Pick out all lines of the entries that include the word "JSON" and copy them.

(Component data from apps and pages)
■ ■ ■ ■ ■
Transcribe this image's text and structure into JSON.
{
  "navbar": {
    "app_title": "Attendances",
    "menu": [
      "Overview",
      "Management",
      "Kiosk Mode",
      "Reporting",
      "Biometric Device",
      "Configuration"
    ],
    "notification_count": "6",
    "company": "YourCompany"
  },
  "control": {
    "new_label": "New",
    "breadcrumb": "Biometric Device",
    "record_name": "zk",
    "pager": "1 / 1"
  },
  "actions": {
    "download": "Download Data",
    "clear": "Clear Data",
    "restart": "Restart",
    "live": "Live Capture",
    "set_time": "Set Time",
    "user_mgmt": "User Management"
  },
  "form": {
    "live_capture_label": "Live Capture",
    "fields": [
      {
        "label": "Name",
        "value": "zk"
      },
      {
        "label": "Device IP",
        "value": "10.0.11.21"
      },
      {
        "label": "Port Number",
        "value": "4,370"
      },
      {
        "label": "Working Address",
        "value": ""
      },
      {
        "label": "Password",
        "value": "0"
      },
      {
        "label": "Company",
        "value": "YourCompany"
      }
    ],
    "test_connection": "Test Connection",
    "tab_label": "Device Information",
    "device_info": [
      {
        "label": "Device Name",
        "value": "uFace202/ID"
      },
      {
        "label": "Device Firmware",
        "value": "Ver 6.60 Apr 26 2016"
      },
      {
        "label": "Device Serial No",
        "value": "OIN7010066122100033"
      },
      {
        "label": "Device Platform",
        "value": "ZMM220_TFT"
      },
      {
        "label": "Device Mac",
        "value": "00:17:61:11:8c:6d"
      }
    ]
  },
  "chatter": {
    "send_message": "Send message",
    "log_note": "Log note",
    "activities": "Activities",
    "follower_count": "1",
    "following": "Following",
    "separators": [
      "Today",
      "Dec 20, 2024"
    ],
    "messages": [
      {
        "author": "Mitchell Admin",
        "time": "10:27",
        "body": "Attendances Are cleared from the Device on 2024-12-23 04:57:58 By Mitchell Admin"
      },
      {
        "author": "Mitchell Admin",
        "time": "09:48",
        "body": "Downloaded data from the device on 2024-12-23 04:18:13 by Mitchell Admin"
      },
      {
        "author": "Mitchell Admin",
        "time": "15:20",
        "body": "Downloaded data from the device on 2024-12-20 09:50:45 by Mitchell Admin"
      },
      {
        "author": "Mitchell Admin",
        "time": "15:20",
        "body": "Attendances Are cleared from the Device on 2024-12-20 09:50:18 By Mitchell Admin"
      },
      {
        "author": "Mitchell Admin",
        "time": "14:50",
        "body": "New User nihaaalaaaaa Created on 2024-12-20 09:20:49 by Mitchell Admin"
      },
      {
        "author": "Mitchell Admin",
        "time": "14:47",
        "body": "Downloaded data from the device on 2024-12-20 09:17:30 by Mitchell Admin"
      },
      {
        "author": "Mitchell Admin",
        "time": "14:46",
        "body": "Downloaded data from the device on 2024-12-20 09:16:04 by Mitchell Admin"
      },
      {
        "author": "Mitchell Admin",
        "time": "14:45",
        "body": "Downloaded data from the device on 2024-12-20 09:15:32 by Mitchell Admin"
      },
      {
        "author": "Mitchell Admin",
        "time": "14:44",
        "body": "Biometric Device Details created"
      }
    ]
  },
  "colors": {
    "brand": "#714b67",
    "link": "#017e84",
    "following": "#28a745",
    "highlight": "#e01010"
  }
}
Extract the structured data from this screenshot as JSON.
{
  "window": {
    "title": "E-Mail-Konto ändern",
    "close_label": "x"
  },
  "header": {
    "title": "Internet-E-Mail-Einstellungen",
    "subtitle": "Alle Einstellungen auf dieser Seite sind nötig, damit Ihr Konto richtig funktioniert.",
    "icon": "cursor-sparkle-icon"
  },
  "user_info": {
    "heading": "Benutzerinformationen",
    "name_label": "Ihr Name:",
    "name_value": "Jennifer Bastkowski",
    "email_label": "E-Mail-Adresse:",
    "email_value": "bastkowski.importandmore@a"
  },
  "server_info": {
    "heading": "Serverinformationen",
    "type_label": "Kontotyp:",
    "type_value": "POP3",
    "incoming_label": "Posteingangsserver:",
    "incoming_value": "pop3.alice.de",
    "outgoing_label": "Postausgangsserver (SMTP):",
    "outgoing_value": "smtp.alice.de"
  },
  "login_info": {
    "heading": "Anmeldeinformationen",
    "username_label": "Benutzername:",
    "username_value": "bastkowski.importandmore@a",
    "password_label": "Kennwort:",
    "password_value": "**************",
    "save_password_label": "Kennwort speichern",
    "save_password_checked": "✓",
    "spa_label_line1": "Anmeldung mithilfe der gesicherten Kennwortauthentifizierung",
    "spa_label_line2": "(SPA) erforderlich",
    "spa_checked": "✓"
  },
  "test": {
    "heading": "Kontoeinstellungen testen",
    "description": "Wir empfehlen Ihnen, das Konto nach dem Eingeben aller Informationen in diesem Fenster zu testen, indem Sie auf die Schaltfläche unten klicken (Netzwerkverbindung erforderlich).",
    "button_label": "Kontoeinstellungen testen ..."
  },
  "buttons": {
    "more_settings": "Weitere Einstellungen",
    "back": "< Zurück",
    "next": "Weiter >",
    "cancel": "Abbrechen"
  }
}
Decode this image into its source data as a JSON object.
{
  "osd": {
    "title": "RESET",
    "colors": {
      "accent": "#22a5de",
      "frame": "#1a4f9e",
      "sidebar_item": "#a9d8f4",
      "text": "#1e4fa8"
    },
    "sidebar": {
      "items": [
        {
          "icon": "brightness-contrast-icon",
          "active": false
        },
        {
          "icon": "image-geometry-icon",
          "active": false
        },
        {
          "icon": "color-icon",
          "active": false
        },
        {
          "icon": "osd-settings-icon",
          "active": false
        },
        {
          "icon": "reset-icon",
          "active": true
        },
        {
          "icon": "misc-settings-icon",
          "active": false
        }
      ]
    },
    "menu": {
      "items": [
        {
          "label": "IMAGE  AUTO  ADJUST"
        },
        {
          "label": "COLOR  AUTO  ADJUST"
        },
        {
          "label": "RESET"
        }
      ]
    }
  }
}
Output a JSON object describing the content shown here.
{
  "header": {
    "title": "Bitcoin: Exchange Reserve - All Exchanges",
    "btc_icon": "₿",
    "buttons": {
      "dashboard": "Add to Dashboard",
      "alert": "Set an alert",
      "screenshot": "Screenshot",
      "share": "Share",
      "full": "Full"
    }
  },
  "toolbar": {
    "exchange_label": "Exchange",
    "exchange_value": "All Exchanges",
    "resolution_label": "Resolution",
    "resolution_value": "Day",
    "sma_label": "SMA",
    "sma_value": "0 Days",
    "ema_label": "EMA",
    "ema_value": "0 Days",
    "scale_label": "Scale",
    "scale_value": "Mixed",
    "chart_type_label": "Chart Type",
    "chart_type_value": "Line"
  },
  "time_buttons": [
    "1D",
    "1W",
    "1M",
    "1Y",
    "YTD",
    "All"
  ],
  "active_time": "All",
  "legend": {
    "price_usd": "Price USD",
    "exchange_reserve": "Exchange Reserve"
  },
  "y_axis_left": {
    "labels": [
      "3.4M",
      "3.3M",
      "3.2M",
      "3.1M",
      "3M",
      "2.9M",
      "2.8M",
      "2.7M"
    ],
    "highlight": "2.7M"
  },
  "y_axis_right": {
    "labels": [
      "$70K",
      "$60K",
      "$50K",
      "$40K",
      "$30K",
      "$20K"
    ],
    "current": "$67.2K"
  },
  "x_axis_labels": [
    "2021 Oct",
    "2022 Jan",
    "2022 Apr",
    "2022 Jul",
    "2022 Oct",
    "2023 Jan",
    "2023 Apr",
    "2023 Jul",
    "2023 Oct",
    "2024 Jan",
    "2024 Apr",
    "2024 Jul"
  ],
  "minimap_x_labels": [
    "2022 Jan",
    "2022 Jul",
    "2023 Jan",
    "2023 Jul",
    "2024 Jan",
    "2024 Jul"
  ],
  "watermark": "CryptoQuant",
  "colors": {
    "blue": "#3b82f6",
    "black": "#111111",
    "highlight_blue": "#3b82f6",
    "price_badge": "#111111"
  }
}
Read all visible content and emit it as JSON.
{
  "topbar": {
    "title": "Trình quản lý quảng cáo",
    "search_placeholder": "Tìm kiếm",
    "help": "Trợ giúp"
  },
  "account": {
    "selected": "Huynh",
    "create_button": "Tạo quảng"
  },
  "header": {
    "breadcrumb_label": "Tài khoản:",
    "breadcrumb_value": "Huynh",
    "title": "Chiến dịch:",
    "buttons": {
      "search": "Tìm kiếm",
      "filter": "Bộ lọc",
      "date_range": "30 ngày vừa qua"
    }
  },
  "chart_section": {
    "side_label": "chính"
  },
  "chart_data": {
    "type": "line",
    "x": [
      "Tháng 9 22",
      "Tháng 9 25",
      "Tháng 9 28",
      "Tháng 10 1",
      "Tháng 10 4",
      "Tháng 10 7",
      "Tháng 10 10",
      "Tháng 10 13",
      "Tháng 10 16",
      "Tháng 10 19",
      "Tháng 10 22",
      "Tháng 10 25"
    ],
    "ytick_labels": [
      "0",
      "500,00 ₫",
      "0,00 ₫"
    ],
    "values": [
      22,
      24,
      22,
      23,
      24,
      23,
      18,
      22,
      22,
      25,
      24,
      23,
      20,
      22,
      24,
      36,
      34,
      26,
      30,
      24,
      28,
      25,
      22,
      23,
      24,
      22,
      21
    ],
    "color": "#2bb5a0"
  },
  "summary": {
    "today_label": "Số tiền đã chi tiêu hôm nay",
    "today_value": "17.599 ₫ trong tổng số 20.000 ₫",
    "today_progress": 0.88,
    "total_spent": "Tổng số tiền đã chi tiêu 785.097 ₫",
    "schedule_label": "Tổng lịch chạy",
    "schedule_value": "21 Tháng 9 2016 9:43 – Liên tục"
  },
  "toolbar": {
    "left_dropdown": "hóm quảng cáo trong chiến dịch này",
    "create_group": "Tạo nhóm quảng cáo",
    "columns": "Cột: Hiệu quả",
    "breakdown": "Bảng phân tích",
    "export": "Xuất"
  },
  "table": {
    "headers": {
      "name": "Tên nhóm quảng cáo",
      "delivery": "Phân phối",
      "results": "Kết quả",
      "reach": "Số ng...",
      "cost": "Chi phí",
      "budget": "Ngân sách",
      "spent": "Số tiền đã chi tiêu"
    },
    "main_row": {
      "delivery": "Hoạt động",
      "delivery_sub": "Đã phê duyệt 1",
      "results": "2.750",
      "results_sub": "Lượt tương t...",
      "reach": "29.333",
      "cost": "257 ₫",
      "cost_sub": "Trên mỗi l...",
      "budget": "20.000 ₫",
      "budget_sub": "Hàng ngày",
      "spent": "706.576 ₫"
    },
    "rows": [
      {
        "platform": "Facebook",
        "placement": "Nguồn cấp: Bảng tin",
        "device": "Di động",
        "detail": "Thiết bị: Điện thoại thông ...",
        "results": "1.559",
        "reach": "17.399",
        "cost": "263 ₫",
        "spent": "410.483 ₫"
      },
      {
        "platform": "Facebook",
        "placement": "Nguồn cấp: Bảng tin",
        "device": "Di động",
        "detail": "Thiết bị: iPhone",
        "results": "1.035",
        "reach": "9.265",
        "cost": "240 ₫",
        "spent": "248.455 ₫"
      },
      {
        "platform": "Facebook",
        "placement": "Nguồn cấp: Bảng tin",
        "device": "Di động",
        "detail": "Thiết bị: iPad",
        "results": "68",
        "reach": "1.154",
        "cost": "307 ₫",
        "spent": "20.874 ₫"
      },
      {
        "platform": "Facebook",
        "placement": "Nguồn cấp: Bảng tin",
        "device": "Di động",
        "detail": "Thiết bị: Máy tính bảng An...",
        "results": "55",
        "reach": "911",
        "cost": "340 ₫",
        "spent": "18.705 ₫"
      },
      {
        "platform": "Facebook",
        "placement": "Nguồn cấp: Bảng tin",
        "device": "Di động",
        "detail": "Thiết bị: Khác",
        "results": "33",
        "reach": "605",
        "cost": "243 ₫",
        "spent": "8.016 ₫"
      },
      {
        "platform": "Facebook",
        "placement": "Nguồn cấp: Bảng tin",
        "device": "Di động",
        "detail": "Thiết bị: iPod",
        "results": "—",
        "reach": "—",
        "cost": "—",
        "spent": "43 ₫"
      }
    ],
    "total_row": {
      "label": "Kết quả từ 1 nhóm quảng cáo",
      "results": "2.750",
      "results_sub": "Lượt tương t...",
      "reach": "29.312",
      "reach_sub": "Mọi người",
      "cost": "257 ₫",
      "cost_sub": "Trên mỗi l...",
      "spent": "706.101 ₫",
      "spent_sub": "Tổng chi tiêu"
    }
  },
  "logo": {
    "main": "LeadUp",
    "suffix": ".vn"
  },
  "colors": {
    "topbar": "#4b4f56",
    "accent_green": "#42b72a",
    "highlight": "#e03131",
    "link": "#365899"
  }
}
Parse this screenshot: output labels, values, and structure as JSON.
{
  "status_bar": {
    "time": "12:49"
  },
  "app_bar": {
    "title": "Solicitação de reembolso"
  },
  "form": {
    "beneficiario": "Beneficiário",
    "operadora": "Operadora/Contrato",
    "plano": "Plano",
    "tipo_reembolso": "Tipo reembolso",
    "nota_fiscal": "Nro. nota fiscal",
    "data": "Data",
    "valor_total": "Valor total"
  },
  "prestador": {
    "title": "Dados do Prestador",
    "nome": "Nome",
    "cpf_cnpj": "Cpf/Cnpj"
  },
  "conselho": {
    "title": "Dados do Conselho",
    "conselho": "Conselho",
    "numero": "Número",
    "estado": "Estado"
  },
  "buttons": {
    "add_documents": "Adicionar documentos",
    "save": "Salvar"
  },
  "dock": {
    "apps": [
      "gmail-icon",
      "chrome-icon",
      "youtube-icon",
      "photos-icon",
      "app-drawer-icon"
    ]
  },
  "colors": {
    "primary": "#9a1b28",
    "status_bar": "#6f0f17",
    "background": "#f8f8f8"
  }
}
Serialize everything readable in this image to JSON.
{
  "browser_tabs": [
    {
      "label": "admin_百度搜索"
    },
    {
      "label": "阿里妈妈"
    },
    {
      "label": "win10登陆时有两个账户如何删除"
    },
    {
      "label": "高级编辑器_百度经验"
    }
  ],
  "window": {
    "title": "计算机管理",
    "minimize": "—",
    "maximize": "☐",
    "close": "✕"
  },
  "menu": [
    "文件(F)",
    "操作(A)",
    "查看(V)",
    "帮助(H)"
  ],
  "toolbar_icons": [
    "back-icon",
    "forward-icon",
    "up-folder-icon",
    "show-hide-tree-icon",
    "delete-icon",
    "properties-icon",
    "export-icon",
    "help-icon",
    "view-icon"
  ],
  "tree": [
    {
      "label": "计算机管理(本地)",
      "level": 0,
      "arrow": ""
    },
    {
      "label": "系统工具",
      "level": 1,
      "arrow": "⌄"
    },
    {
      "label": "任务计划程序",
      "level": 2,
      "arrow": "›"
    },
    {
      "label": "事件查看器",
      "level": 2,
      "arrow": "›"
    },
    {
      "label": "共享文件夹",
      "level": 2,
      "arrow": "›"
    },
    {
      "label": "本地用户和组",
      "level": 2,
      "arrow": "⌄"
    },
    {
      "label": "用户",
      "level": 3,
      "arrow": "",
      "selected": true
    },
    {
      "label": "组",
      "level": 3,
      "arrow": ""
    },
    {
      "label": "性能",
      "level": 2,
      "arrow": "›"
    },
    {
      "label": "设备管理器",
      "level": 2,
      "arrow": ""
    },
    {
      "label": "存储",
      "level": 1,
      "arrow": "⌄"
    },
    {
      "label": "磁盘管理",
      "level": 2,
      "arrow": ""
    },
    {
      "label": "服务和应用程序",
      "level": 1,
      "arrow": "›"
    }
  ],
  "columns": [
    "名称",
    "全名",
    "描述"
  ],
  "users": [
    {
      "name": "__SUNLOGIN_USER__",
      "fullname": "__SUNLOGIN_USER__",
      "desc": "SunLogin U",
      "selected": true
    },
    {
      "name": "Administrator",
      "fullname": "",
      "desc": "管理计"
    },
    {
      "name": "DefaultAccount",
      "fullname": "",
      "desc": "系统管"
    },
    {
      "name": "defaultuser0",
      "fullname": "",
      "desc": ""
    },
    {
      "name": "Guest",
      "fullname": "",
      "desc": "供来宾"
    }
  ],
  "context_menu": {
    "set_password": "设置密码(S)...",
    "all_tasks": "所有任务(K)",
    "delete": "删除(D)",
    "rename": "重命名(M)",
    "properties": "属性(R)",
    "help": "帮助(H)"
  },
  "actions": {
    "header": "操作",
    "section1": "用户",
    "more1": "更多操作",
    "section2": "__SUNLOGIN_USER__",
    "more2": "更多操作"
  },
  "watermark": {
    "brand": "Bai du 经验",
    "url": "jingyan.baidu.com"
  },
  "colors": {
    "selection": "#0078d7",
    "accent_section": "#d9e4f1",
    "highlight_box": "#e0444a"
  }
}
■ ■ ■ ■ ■
- [Your solution]:
Transcribe this image's text and structure into JSON.
Extract the structured data from this screenshot as JSON.
Decode this image into its source data as a JSON object.
Output a JSON object describing the content shown here.
Read all visible content and emit it as JSON.
Parse this screenshot: output labels, values, and structure as JSON.
Serialize everything readable in this image to JSON.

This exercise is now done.